(Your goal)
Return the entries below in their exact form, leaving the pictures out.

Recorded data
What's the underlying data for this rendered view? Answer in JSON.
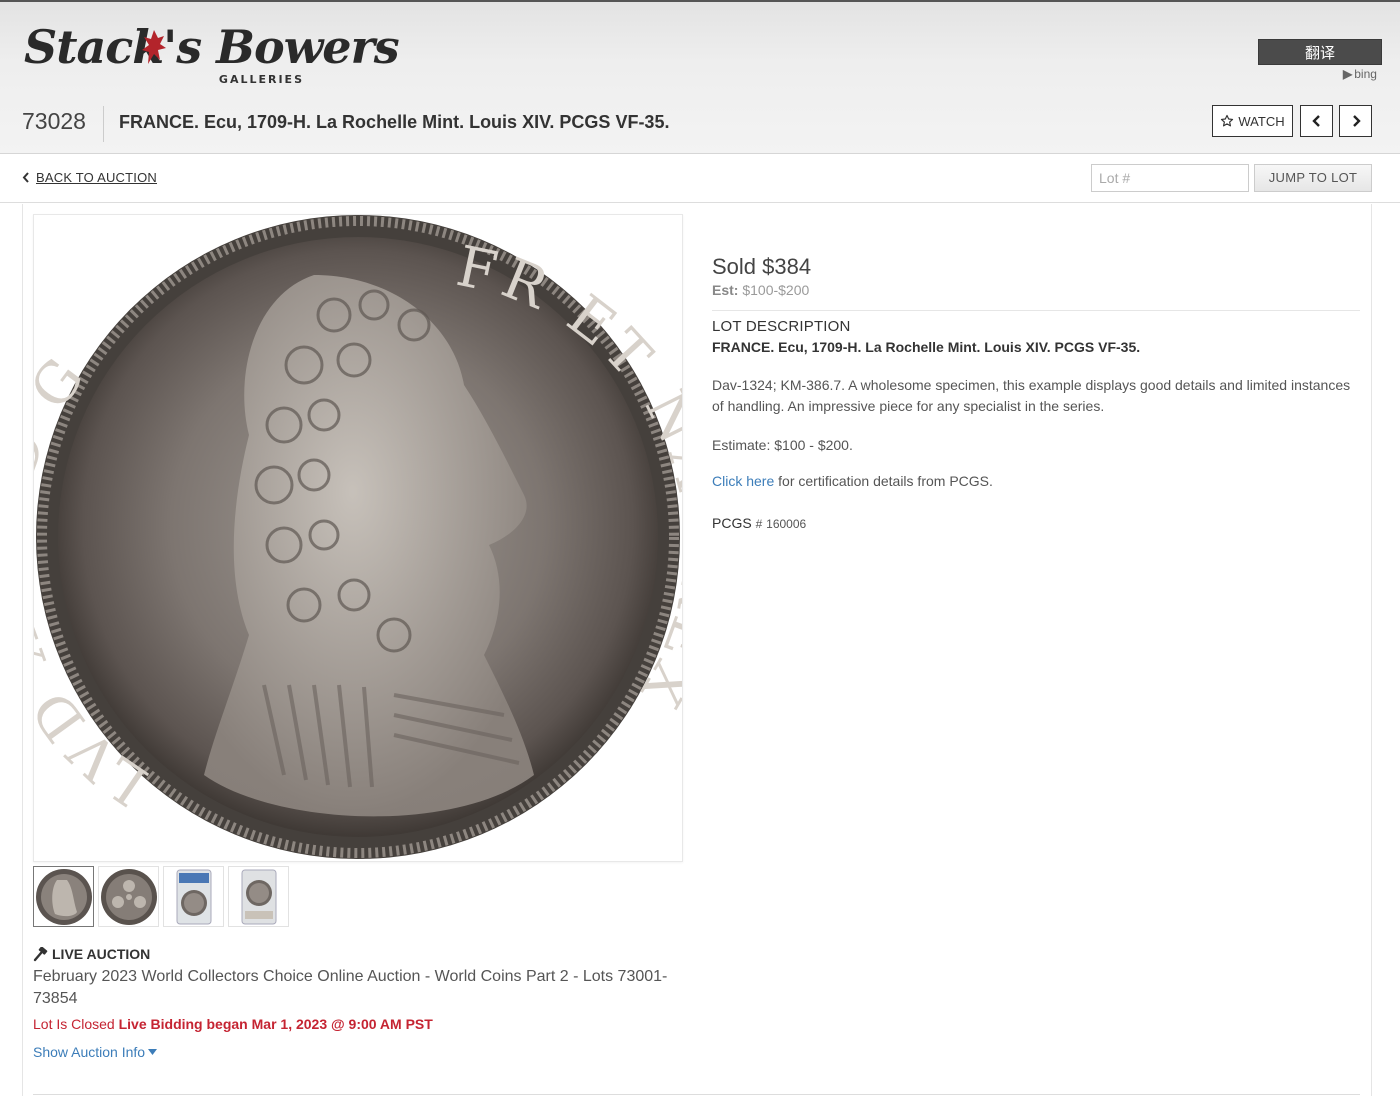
{
  "header": {
    "logo_text": "Stack's Bowers",
    "logo_sub": "GALLERIES",
    "translate_label": "翻译",
    "bing_label": "bing"
  },
  "lot": {
    "number": "73028",
    "title": "FRANCE. Ecu, 1709-H. La Rochelle Mint. Louis XIV. PCGS VF-35.",
    "watch_label": "WATCH"
  },
  "subnav": {
    "back_label": "BACK TO AUCTION",
    "lot_placeholder": "Lot #",
    "jump_label": "JUMP TO LOT"
  },
  "thumbnails": [
    {
      "name": "coin-obverse-thumb"
    },
    {
      "name": "coin-reverse-thumb"
    },
    {
      "name": "slab-front-thumb"
    },
    {
      "name": "slab-back-thumb"
    }
  ],
  "auction": {
    "type_label": "LIVE AUCTION",
    "name": "February 2023 World Collectors Choice Online Auction - World Coins Part 2 - Lots 73001-73854",
    "status_closed": "Lot Is Closed",
    "status_bidding": "Live Bidding began Mar 1, 2023 @ 9:00 AM PST",
    "show_info_label": "Show Auction Info"
  },
  "sale": {
    "sold_text": "Sold $384",
    "est_label": "Est:",
    "est_value": "$100-$200"
  },
  "description": {
    "label": "LOT DESCRIPTION",
    "title": "FRANCE. Ecu, 1709-H. La Rochelle Mint. Louis XIV. PCGS VF-35.",
    "body": "Dav-1324; KM-386.7. A wholesome specimen, this example displays good details and limited instances of handling. An impressive piece for any specialist in the series.",
    "estimate": "Estimate: $100 - $200.",
    "cert_link": "Click here",
    "cert_rest": "for certification details from PCGS.",
    "pcgs_label": "PCGS",
    "pcgs_hash": "#",
    "pcgs_number": "160006"
  },
  "coin_legend": {
    "left": "LVD XIIII D G",
    "right": "FR ET NAV REX"
  },
  "colors": {
    "accent_link": "#3c7db9",
    "status_red": "#c52432"
  }
}
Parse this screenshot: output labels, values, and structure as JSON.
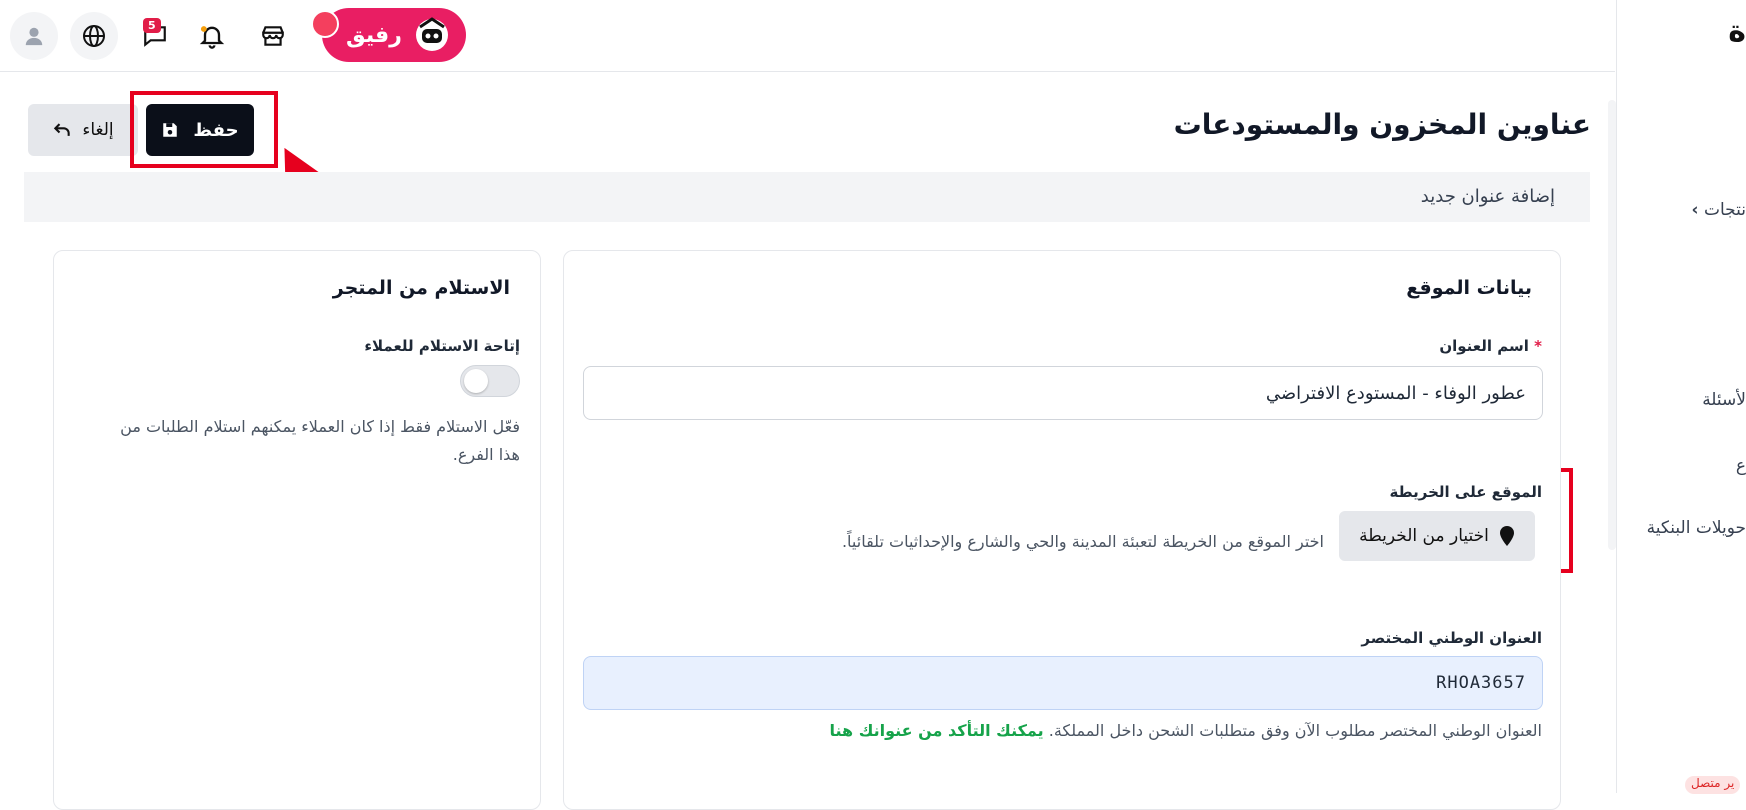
{
  "topbar": {
    "notifications_count": "5",
    "rafiq_label": "رفيق"
  },
  "sidebar": {
    "brand_letter": "ة",
    "items": [
      {
        "label": "نتجات"
      },
      {
        "label": "لأسئلة"
      },
      {
        "label": "ع"
      },
      {
        "label": "حويلات البنكية"
      }
    ],
    "status_label": "ير متصل"
  },
  "page": {
    "title": "عناوين المخزون والمستودعات",
    "save_label": "حفظ",
    "cancel_label": "إلغاء",
    "section_label": "إضافة عنوان جديد"
  },
  "location_card": {
    "title": "بيانات الموقع",
    "address_name_label": "اسم العنوان",
    "required_mark": "*",
    "address_name_value": "عطور الوفاء - المستودع الافتراضي",
    "map_label": "الموقع على الخريطة",
    "map_button_label": "اختيار من الخريطة",
    "map_help": "اختر الموقع من الخريطة لتعبئة المدينة والحي والشارع والإحداثيات تلقائياً.",
    "national_address_label": "العنوان الوطني المختصر",
    "national_address_value": "RHOA3657",
    "national_help": "العنوان الوطني المختصر مطلوب الآن وفق متطلبات الشحن داخل المملكة.",
    "national_link": "يمكنك التأكد من عنوانك هنا"
  },
  "pickup_card": {
    "title": "الاستلام من المتجر",
    "toggle_label": "إتاحة الاستلام للعملاء",
    "toggle_on": false,
    "help_line1": "فعّل الاستلام فقط إذا كان العملاء يمكنهم استلام الطلبات من",
    "help_line2": "هذا الفرع."
  },
  "colors": {
    "brand_pink": "#e91e63",
    "annotation_red": "#e6001e",
    "save_button": "#0b0f19",
    "link_green": "#16a34a"
  },
  "icons": [
    "avatar-icon",
    "globe-icon",
    "chat-icon",
    "bell-icon",
    "store-icon",
    "save-disk-icon",
    "undo-arrow-icon",
    "map-pin-icon",
    "chevron-left-icon"
  ]
}
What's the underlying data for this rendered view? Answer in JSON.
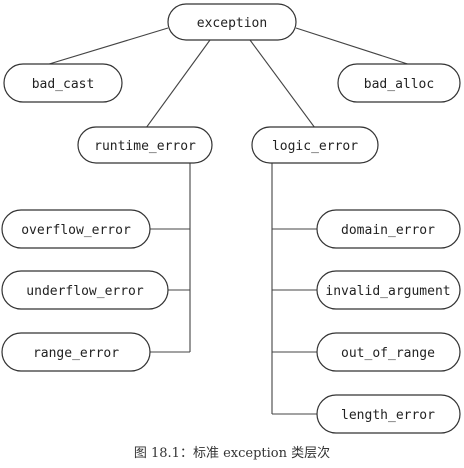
{
  "nodes": {
    "exception": "exception",
    "bad_cast": "bad_cast",
    "bad_alloc": "bad_alloc",
    "runtime_error": "runtime_error",
    "logic_error": "logic_error",
    "overflow_error": "overflow_error",
    "underflow_error": "underflow_error",
    "range_error": "range_error",
    "domain_error": "domain_error",
    "invalid_argument": "invalid_argument",
    "out_of_range": "out_of_range",
    "length_error": "length_error"
  },
  "caption": "图 18.1：标准 exception 类层次"
}
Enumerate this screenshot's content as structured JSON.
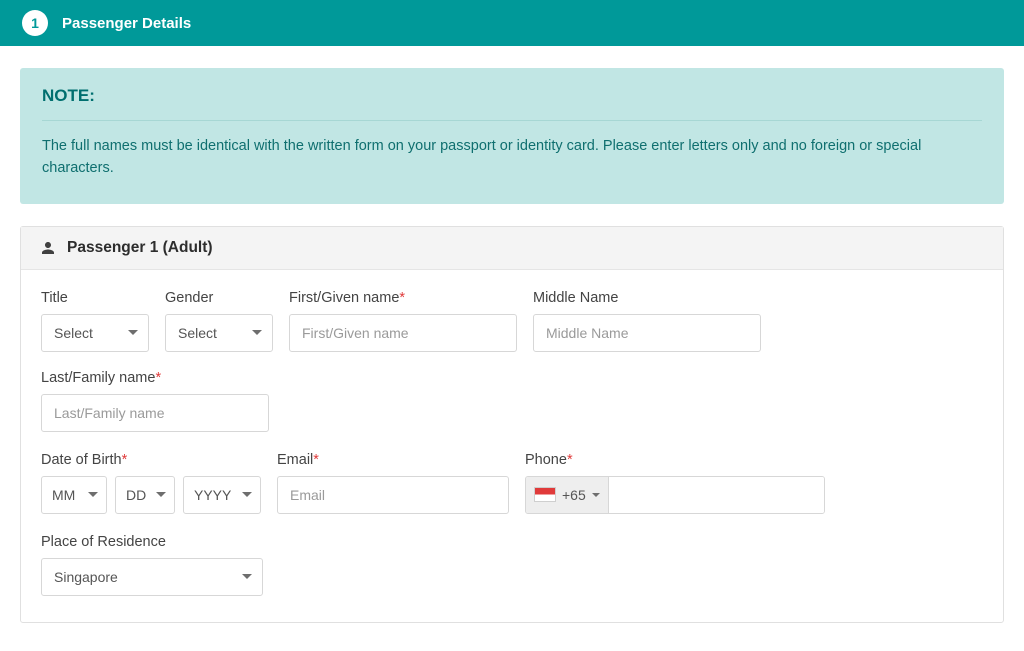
{
  "step": {
    "number": "1",
    "title": "Passenger Details"
  },
  "note": {
    "heading": "NOTE:",
    "text": "The full names must be identical with the written form on your passport or identity card. Please enter letters only and no foreign or special characters."
  },
  "passenger": {
    "header": "Passenger 1 (Adult)",
    "fields": {
      "title": {
        "label": "Title",
        "placeholder": "Select"
      },
      "gender": {
        "label": "Gender",
        "placeholder": "Select"
      },
      "first_name": {
        "label": "First/Given name",
        "placeholder": "First/Given name"
      },
      "middle_name": {
        "label": "Middle Name",
        "placeholder": "Middle Name"
      },
      "last_name": {
        "label": "Last/Family name",
        "placeholder": "Last/Family name"
      },
      "dob": {
        "label": "Date of Birth",
        "mm": "MM",
        "dd": "DD",
        "yyyy": "YYYY"
      },
      "email": {
        "label": "Email",
        "placeholder": "Email"
      },
      "phone": {
        "label": "Phone",
        "dial_code": "+65"
      },
      "residence": {
        "label": "Place of Residence",
        "value": "Singapore"
      }
    }
  }
}
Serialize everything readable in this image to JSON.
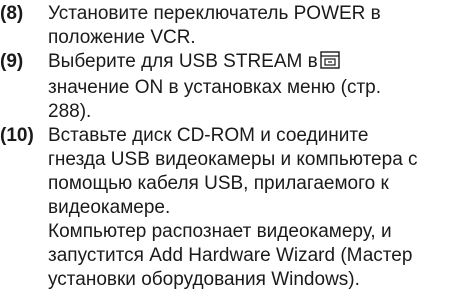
{
  "steps": [
    {
      "number": "(8)",
      "lines": [
        "Установите переключатель POWER в",
        "положение VCR."
      ]
    },
    {
      "number": "(9)",
      "line1_before_icon": "Выберите для USB STREAM в",
      "icon": "menu-settings-icon",
      "lines_after": [
        "значение ON в установках меню (стр.",
        "288)."
      ]
    },
    {
      "number": "(10)",
      "lines": [
        "Вставьте диск CD-ROM и соедините",
        "гнезда USB видеокамеры и компьютера с",
        "помощью кабеля USB, прилагаемого к",
        "видеокамере.",
        "Компьютер распознает видеокамеру, и",
        "запустится Add Hardware Wizard (Мастер",
        "установки оборудования Windows)."
      ]
    }
  ]
}
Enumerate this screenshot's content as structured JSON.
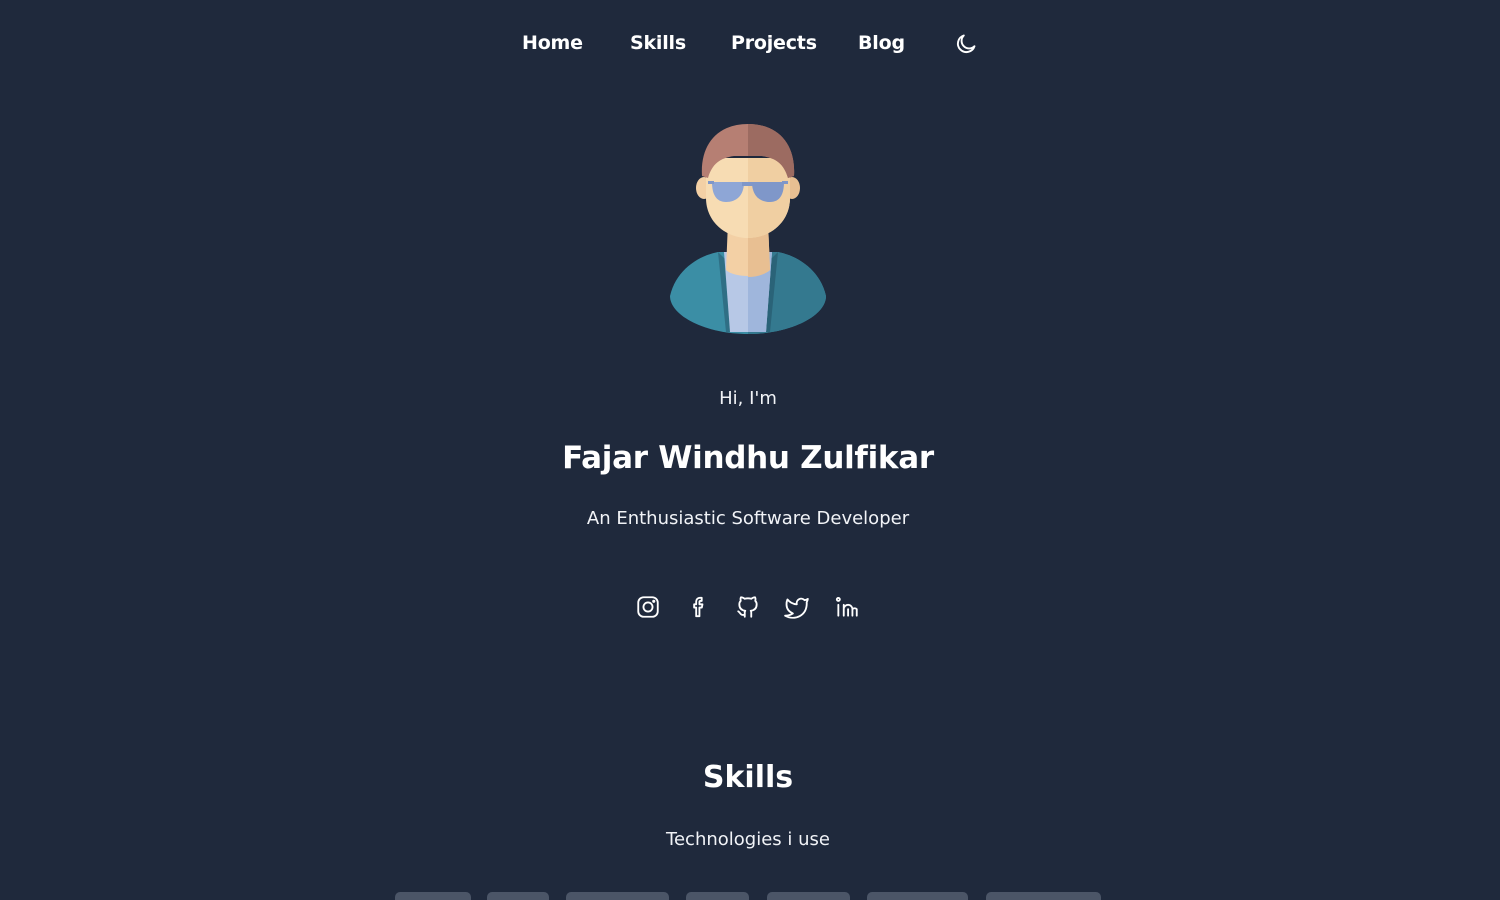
{
  "nav": {
    "items": [
      {
        "label": "Home"
      },
      {
        "label": "Skills"
      },
      {
        "label": "Projects"
      },
      {
        "label": "Blog"
      }
    ],
    "theme_toggle_icon": "moon-icon"
  },
  "hero": {
    "avatar_icon": "developer-avatar-illustration",
    "greeting": "Hi, I'm",
    "name": "Fajar Windhu Zulfikar",
    "tagline": "An Enthusiastic Software Developer"
  },
  "social": [
    {
      "icon": "instagram-icon"
    },
    {
      "icon": "facebook-icon"
    },
    {
      "icon": "github-icon"
    },
    {
      "icon": "twitter-icon"
    },
    {
      "icon": "linkedin-icon"
    }
  ],
  "skills": {
    "title": "Skills",
    "subtitle": "Technologies i use"
  },
  "colors": {
    "background": "#1f293c",
    "text": "#ffffff",
    "chip": "#4b5567"
  }
}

(Result for this task)
What's the underlying data for this rendered view? Answer in JSON.
{
  "header": {
    "logo_text": "Stack's Bowers",
    "logo_sub": "GALLERIES",
    "translate_label": "翻译",
    "bing_label": "bing"
  },
  "lot": {
    "number": "73028",
    "title": "FRANCE. Ecu, 1709-H. La Rochelle Mint. Louis XIV. PCGS VF-35.",
    "watch_label": "WATCH"
  },
  "subnav": {
    "back_label": "BACK TO AUCTION",
    "lot_placeholder": "Lot #",
    "jump_label": "JUMP TO LOT"
  },
  "thumbnails": [
    {
      "name": "coin-obverse-thumb"
    },
    {
      "name": "coin-reverse-thumb"
    },
    {
      "name": "slab-front-thumb"
    },
    {
      "name": "slab-back-thumb"
    }
  ],
  "auction": {
    "type_label": "LIVE AUCTION",
    "name": "February 2023 World Collectors Choice Online Auction - World Coins Part 2 - Lots 73001-73854",
    "status_closed": "Lot Is Closed",
    "status_bidding": "Live Bidding began Mar 1, 2023 @ 9:00 AM PST",
    "show_info_label": "Show Auction Info"
  },
  "sale": {
    "sold_text": "Sold $384",
    "est_label": "Est:",
    "est_value": "$100-$200"
  },
  "description": {
    "label": "LOT DESCRIPTION",
    "title": "FRANCE. Ecu, 1709-H. La Rochelle Mint. Louis XIV. PCGS VF-35.",
    "body": "Dav-1324; KM-386.7. A wholesome specimen, this example displays good details and limited instances of handling. An impressive piece for any specialist in the series.",
    "estimate": "Estimate: $100 - $200.",
    "cert_link": "Click here",
    "cert_rest": "for certification details from PCGS.",
    "pcgs_label": "PCGS",
    "pcgs_hash": "#",
    "pcgs_number": "160006"
  },
  "coin_legend": {
    "left": "LVD XIIII D G",
    "right": "FR ET NAV REX"
  },
  "colors": {
    "accent_link": "#3c7db9",
    "status_red": "#c52432"
  }
}
Parse this screenshot: output labels, values, and structure as JSON.
{
  "topbar": {
    "notifications_count": "5",
    "rafiq_label": "رفيق"
  },
  "sidebar": {
    "brand_letter": "ة",
    "items": [
      {
        "label": "نتجات"
      },
      {
        "label": "لأسئلة"
      },
      {
        "label": "ع"
      },
      {
        "label": "حويلات البنكية"
      }
    ],
    "status_label": "ير متصل"
  },
  "page": {
    "title": "عناوين المخزون والمستودعات",
    "save_label": "حفظ",
    "cancel_label": "إلغاء",
    "section_label": "إضافة عنوان جديد"
  },
  "location_card": {
    "title": "بيانات الموقع",
    "address_name_label": "اسم العنوان",
    "required_mark": "*",
    "address_name_value": "عطور الوفاء - المستودع الافتراضي",
    "map_label": "الموقع على الخريطة",
    "map_button_label": "اختيار من الخريطة",
    "map_help": "اختر الموقع من الخريطة لتعبئة المدينة والحي والشارع والإحداثيات تلقائياً.",
    "national_address_label": "العنوان الوطني المختصر",
    "national_address_value": "RHOA3657",
    "national_help": "العنوان الوطني المختصر مطلوب الآن وفق متطلبات الشحن داخل المملكة.",
    "national_link": "يمكنك التأكد من عنوانك هنا"
  },
  "pickup_card": {
    "title": "الاستلام من المتجر",
    "toggle_label": "إتاحة الاستلام للعملاء",
    "toggle_on": false,
    "help_line1": "فعّل الاستلام فقط إذا كان العملاء يمكنهم استلام الطلبات من",
    "help_line2": "هذا الفرع."
  },
  "colors": {
    "brand_pink": "#e91e63",
    "annotation_red": "#e6001e",
    "save_button": "#0b0f19",
    "link_green": "#16a34a"
  },
  "icons": [
    "avatar-icon",
    "globe-icon",
    "chat-icon",
    "bell-icon",
    "store-icon",
    "save-disk-icon",
    "undo-arrow-icon",
    "map-pin-icon",
    "chevron-left-icon"
  ]
}
What's the underlying data for this rendered view? Answer in JSON.
{
  "nodes": {
    "exception": "exception",
    "bad_cast": "bad_cast",
    "bad_alloc": "bad_alloc",
    "runtime_error": "runtime_error",
    "logic_error": "logic_error",
    "overflow_error": "overflow_error",
    "underflow_error": "underflow_error",
    "range_error": "range_error",
    "domain_error": "domain_error",
    "invalid_argument": "invalid_argument",
    "out_of_range": "out_of_range",
    "length_error": "length_error"
  },
  "caption": "图 18.1：标准 exception 类层次"
}
Enumerate this screenshot's content as structured JSON.
{
  "step": {
    "number": "1",
    "title": "Passenger Details"
  },
  "note": {
    "heading": "NOTE:",
    "text": "The full names must be identical with the written form on your passport or identity card. Please enter letters only and no foreign or special characters."
  },
  "passenger": {
    "header": "Passenger 1 (Adult)",
    "fields": {
      "title": {
        "label": "Title",
        "placeholder": "Select"
      },
      "gender": {
        "label": "Gender",
        "placeholder": "Select"
      },
      "first_name": {
        "label": "First/Given name",
        "placeholder": "First/Given name"
      },
      "middle_name": {
        "label": "Middle Name",
        "placeholder": "Middle Name"
      },
      "last_name": {
        "label": "Last/Family name",
        "placeholder": "Last/Family name"
      },
      "dob": {
        "label": "Date of Birth",
        "mm": "MM",
        "dd": "DD",
        "yyyy": "YYYY"
      },
      "email": {
        "label": "Email",
        "placeholder": "Email"
      },
      "phone": {
        "label": "Phone",
        "dial_code": "+65"
      },
      "residence": {
        "label": "Place of Residence",
        "value": "Singapore"
      }
    }
  }
}
Serialize everything readable in this image to JSON.
{
  "steps": [
    {
      "number": "(8)",
      "lines": [
        "Установите переключатель POWER в",
        "положение VCR."
      ]
    },
    {
      "number": "(9)",
      "line1_before_icon": "Выберите для USB STREAM в",
      "icon": "menu-settings-icon",
      "lines_after": [
        "значение ON в установках меню (стр.",
        "288)."
      ]
    },
    {
      "number": "(10)",
      "lines": [
        "Вставьте диск CD-ROM и соедините",
        "гнезда USB видеокамеры и компьютера с",
        "помощью кабеля USB, прилагаемого к",
        "видеокамере.",
        "Компьютер распознает видеокамеру, и",
        "запустится Add Hardware Wizard (Мастер",
        "установки оборудования Windows)."
      ]
    }
  ]
}
Enumerate this screenshot's content as structured JSON.
{
  "nav": {
    "items": [
      {
        "label": "Home"
      },
      {
        "label": "Skills"
      },
      {
        "label": "Projects"
      },
      {
        "label": "Blog"
      }
    ],
    "theme_toggle_icon": "moon-icon"
  },
  "hero": {
    "avatar_icon": "developer-avatar-illustration",
    "greeting": "Hi, I'm",
    "name": "Fajar Windhu Zulfikar",
    "tagline": "An Enthusiastic Software Developer"
  },
  "social": [
    {
      "icon": "instagram-icon"
    },
    {
      "icon": "facebook-icon"
    },
    {
      "icon": "github-icon"
    },
    {
      "icon": "twitter-icon"
    },
    {
      "icon": "linkedin-icon"
    }
  ],
  "skills": {
    "title": "Skills",
    "subtitle": "Technologies i use"
  },
  "colors": {
    "background": "#1f293c",
    "text": "#ffffff",
    "chip": "#4b5567"
  }
}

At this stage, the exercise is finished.